Joseph Cheng, a political science professor at the City University of Hong Kong comments on the outlook for Taiwan presidential elections on Jan. 14.
Taiwan President Ma Ying-jeou is seeking a second four-year team against main opponent Tsai Ing-wen, chairwoman of the Democratic Progressive Party.
On the election outcome:
“People seem to think the incumbent Ma Ying-jeou has an edge, but this edge is very, very thin at the moment.”
On the candidates:
Ma “is seen to be a very clean politician, which is important in Taiwan politics, but he is not believed to be very competent. Then you have the factors of the divisions over China policy; divisions between the north and south, as well as the widening of the gap between rich and poor.”

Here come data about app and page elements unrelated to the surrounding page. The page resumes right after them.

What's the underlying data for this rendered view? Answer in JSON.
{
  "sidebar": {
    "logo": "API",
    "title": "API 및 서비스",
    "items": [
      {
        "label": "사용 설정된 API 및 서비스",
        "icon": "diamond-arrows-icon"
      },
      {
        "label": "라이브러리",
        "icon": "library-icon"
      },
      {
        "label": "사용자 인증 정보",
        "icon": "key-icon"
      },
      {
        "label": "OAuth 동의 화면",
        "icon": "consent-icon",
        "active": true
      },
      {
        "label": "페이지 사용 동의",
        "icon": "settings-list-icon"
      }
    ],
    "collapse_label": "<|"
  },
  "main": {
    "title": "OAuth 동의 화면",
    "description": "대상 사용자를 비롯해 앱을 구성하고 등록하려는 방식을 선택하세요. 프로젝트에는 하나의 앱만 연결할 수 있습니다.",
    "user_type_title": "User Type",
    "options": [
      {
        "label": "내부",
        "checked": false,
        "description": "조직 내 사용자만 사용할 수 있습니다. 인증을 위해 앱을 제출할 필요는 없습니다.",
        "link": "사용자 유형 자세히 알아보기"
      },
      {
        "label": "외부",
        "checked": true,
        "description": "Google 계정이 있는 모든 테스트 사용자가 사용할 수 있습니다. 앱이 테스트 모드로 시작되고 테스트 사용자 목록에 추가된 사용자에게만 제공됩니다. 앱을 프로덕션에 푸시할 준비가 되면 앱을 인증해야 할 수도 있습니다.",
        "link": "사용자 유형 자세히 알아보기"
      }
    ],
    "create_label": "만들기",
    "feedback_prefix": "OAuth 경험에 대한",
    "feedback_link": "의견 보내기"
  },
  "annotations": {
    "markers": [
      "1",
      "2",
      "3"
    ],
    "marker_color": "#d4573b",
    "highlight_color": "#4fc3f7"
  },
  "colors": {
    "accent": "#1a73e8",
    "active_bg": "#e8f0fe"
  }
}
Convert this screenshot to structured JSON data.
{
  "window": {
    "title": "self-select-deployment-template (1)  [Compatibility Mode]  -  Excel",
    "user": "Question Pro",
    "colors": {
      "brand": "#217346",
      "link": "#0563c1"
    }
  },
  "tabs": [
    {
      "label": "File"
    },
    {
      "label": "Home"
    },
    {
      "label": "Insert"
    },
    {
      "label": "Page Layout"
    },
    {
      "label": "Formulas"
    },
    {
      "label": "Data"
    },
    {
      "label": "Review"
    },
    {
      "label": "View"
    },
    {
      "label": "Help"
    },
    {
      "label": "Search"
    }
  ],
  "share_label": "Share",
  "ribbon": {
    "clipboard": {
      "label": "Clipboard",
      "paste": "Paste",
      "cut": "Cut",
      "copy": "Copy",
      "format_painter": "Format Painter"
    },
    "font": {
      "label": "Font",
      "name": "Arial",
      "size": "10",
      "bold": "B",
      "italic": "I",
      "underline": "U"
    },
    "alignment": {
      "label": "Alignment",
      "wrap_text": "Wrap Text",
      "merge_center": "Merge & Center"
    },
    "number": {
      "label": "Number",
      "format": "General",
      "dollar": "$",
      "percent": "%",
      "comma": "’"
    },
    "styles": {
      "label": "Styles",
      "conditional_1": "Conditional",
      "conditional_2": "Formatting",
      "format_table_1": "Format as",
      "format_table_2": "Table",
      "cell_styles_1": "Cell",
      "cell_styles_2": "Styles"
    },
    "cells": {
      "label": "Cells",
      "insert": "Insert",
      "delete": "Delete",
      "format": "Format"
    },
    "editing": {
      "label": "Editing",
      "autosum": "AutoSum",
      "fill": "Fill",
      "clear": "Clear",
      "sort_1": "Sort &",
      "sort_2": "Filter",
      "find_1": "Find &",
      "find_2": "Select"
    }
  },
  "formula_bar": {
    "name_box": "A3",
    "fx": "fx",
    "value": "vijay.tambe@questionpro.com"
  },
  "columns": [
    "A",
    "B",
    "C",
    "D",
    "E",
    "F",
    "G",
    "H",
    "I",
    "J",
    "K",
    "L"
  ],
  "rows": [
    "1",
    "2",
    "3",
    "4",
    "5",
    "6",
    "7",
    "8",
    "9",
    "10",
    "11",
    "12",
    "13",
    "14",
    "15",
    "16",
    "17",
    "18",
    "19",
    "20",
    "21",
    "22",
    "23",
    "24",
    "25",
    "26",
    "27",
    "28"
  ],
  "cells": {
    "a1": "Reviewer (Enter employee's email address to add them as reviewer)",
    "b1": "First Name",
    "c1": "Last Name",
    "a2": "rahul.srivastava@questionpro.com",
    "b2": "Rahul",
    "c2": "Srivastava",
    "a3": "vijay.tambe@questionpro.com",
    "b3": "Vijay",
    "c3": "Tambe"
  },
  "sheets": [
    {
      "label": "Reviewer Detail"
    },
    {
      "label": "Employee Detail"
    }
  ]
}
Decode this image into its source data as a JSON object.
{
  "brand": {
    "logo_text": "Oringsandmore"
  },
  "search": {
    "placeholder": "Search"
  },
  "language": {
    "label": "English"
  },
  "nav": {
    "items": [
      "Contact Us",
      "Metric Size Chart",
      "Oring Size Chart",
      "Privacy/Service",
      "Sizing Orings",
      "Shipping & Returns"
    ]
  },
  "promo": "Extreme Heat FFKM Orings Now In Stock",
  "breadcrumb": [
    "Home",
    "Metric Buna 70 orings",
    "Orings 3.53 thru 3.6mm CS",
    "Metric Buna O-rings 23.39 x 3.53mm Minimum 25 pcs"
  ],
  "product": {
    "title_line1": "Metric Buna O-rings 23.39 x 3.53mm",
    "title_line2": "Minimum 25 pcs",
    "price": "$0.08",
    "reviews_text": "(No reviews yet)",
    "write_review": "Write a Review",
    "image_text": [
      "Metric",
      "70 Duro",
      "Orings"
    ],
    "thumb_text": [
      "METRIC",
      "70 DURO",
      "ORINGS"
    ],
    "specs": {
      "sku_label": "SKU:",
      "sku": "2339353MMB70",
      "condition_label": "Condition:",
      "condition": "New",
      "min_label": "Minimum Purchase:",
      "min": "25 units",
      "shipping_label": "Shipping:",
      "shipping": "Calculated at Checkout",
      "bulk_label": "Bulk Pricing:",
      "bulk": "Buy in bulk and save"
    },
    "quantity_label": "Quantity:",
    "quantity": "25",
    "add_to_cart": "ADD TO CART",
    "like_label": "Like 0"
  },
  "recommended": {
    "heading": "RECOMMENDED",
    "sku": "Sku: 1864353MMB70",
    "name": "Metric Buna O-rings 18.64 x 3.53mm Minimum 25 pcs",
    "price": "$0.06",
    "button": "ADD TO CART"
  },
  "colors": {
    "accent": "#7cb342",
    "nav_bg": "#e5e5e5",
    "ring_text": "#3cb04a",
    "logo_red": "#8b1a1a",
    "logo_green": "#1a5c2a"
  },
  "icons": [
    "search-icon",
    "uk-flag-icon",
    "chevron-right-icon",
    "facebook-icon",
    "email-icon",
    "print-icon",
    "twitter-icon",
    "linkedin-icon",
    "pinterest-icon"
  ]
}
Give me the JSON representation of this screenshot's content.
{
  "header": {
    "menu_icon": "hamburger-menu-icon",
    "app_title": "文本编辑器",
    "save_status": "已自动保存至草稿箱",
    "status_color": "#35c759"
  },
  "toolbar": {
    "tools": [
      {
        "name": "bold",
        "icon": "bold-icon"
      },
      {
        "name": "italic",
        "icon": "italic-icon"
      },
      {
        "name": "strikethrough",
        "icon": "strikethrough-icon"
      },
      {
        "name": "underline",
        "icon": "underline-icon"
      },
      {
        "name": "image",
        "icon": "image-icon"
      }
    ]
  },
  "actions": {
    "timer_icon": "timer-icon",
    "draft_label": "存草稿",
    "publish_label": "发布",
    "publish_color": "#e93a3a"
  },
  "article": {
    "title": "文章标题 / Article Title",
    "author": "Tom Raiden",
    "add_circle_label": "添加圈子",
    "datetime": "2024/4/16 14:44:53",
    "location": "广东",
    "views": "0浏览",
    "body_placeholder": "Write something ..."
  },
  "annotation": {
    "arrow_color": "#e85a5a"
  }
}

Tsai “lacks experience in actual campaigning.”
On the DPP’s stance on China relations:
“The party worries about being too close to China and wants to maintain a maximum degree of autonomy for Taiwan.
The DPP ‘‘understands that they can’t afford to provoke Beijing because the two economies are very integrated. They are all part of the international production chain, producing for the developed countries’ markets. The green camp would like to make the distinction it is keen to maintain a certain distance from the mainland.”